- Necrosis, Black Band Disease
To prevent necrosis, and fight black band disease, according to one author the corals can be treated with Tetracycline at 10 mg per quart/liter.
- Lugol’s Solution (as a preventative/cure)
Use a Lugol’s dip at 5-10 drops of 5% Lugol’s solution per quart/liter of newly mixed sea water that has been mixing for 10-20 minutes. Start with a 10 minute dip and observe the reaction of the coral. A daily dip can be done until the coral is cured.
One procedure that can save a coral’s life if nothing else is working is amputation of the affected area. This must be done in a separate container consisting of some of the tank’s water. Cut slightly into healthy tissue surrounding the diseased flesh then reattach the coral to the substrate with the open wound cemented on part of the reef structure.

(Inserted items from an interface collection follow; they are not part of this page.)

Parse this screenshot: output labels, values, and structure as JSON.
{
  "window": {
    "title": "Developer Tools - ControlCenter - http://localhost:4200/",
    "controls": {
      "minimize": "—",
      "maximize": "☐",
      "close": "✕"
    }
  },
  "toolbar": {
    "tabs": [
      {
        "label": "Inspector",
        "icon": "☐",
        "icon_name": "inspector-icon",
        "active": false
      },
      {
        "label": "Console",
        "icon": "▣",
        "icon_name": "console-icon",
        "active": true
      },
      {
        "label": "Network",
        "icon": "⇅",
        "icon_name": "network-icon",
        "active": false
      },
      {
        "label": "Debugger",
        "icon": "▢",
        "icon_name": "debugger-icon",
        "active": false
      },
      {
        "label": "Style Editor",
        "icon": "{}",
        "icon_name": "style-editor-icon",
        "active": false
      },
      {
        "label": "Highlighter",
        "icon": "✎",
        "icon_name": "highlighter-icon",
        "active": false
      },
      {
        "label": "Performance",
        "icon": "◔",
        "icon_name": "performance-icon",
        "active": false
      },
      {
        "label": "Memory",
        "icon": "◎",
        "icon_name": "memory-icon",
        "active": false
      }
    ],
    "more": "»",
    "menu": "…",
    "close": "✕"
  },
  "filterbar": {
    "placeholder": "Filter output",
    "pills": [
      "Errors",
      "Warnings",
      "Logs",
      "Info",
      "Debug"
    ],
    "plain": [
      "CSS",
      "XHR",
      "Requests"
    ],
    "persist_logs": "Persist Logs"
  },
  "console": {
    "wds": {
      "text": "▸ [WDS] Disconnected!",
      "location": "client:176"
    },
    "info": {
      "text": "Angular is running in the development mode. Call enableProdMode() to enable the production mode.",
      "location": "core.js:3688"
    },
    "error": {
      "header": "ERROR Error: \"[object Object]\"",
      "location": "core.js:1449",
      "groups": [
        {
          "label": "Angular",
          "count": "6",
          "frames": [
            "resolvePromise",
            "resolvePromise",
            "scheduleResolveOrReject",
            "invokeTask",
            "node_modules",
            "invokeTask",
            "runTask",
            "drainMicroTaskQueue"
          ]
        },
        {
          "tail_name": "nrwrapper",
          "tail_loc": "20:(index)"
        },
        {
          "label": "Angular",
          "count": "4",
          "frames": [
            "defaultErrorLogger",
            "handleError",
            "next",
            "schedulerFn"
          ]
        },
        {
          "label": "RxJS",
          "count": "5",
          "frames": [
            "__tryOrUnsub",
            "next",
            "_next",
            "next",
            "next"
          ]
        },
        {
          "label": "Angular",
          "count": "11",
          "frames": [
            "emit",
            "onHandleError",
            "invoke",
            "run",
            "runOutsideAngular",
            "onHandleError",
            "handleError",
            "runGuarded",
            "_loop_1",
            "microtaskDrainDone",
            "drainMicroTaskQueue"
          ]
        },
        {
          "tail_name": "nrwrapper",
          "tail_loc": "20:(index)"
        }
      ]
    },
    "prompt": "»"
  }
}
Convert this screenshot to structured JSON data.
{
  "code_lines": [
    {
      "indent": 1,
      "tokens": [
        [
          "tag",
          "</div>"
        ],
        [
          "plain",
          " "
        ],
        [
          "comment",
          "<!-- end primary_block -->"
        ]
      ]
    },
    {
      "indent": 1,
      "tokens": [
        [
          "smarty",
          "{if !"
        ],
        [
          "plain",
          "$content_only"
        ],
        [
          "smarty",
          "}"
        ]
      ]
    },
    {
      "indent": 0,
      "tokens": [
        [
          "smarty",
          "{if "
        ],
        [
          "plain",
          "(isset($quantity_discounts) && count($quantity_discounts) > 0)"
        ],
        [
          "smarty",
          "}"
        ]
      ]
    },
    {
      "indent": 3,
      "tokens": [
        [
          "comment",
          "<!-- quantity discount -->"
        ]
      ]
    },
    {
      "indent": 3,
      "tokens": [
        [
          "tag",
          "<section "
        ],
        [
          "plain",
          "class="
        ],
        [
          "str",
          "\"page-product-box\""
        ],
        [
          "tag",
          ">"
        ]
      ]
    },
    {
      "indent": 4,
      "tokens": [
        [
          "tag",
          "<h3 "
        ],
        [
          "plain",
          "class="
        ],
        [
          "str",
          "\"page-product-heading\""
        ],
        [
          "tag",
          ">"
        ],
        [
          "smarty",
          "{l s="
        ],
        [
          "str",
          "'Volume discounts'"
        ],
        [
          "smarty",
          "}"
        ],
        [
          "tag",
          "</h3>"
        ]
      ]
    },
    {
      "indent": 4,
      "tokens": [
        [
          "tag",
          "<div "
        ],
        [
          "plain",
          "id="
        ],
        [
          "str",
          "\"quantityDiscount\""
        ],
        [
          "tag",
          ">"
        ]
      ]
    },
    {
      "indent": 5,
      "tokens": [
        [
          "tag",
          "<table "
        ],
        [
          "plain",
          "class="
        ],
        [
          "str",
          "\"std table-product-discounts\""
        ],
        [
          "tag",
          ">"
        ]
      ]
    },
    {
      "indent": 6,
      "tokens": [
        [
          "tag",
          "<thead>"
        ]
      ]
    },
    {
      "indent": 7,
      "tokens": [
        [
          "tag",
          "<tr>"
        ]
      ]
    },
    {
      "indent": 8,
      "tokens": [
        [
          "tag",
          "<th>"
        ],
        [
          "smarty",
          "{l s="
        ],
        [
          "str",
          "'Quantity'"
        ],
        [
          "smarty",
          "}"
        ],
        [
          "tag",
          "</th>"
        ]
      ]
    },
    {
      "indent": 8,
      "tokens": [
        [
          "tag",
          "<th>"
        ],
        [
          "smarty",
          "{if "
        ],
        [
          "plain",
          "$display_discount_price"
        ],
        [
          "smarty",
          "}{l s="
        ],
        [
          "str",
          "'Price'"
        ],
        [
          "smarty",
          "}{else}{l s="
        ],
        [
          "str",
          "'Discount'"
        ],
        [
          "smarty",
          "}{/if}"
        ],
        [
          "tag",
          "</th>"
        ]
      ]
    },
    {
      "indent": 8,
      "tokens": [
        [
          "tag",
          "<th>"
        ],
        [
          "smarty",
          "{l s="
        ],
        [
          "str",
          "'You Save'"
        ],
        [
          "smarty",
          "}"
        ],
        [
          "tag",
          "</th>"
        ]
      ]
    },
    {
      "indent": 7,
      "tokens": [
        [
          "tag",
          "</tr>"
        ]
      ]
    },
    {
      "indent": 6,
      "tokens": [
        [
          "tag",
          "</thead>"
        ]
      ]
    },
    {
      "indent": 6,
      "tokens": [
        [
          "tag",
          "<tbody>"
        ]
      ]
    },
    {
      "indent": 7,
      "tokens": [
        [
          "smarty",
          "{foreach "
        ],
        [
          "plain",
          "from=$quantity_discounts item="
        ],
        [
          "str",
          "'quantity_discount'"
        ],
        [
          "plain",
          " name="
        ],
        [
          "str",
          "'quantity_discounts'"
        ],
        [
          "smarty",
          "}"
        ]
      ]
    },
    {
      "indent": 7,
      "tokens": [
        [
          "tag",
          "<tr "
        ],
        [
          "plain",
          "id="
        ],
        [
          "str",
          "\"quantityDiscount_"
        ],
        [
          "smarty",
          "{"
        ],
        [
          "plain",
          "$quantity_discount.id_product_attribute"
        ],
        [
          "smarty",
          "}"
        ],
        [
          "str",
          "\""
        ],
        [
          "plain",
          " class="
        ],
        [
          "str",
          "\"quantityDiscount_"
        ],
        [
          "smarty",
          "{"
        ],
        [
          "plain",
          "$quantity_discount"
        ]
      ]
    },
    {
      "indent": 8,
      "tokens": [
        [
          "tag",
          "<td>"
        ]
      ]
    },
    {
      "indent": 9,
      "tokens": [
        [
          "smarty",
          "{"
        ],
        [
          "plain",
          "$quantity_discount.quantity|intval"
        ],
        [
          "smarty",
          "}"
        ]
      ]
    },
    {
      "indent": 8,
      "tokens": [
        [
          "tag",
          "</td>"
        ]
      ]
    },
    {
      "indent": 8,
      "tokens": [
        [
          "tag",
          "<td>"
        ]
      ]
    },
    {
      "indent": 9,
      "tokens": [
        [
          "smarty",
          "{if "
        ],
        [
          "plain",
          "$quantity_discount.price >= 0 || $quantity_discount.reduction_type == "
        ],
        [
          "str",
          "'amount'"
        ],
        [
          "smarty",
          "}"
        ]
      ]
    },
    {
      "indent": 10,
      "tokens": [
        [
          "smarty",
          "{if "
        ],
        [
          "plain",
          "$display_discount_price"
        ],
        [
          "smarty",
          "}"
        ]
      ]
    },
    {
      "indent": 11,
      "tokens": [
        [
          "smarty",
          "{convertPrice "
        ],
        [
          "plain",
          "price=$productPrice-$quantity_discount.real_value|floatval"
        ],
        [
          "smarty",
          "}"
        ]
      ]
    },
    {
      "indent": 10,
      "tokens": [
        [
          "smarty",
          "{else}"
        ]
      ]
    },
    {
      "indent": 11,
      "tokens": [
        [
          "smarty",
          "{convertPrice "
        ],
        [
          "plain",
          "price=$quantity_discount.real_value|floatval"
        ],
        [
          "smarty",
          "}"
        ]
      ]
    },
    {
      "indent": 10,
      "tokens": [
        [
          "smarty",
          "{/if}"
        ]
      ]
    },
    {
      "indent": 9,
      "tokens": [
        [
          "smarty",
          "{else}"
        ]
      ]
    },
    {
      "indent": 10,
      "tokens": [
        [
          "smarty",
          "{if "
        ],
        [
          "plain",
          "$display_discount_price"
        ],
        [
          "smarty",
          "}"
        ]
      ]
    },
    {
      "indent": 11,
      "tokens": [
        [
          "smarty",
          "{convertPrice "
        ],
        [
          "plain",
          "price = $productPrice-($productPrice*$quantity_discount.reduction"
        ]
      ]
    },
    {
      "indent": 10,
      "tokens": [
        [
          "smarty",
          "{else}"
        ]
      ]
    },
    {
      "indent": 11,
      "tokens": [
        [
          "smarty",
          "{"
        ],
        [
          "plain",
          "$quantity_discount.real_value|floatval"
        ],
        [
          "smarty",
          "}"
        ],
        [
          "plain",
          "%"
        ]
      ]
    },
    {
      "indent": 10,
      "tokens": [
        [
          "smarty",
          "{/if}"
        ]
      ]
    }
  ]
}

- “Liquid Band Aid”
For wounds that are on the side or top, some have used “liquid band aid” or super glue to seal the wound.
Soft Corals for Sale: The Common Toadstool Coral S. glaucum is very easy to find pet shops and on line. Online they can run about $50.00 USD and up, depending on size and/or color.
- Animal-World References: Marine and Reef
- Anthony Calfo, Book of Coral Propagation, Volume 1 Edition 2: Reef Gardening for Aquarists, Reading Trees; 2nd edition, 2007
- Harry Erhardt and Horst Moosleitner, Marine Atlas Volume 2, Invertebrates (Baensch Marine Atlas), Mergus Verlag GmbH, Revised edition, 2005
- Vincent B. Hargreaves, The Complete Book of the Marine Aquarium, Thunder Bay Press, 2002
- Eric Borneman, Aquarium Corals: Selection, Husbandry, and Natural History , TFH Publications, 2001
- Biscembranes from the Soft Coral Sarcophyton glaucum, ACS Publications, American Chemical Society and American Society of Pharmacognosy, Copyright 2006
- Bob Goemans, Toadstool/Umbrella/Mushroom Coral, Animal Library, Saltwatercorner.com
Author: Carrie McBirney, Clarice Brough CFS
Lastest Animal Stories on Common Toadstool Coral
| Gerardo – 2017-05-29
I will like soft corals fo r my nano reef at a reasonable price
| corrie – 2011-07-14
I am thinking of getting a leather coral but I am unsure as I have anamones as well and sometimes they go walk about will they kill or make each over sick if the touch???
| melissa – 2010-07-22
I have a toadstool actually two in a small tank and my bicolor blenny keeps getting into the head of the larger toadstool, is this going to kill the toadstool and how can I deter the blenny from rooting and biting the coral?
| Suzanne – 2010-09-13
I’m fairly new at having a saltwater tank. I absolutely love it. I have a toadstool coral that has doubled in size in 6 months. Yesterday it collapsed and I got it to stand up again. It stayed up all day under the lights and about an hour 1/2 after the lights went off it collapsed again. Is something wrong?
I also have a star polyp that has been in distress since I moved my tank a month ago. It still has color but it’s not opening up like it used to.
Does anyone have any advice?
| Gerardo – 2017-05-29
I will like soft corals fo r my nano reef at a reasonable price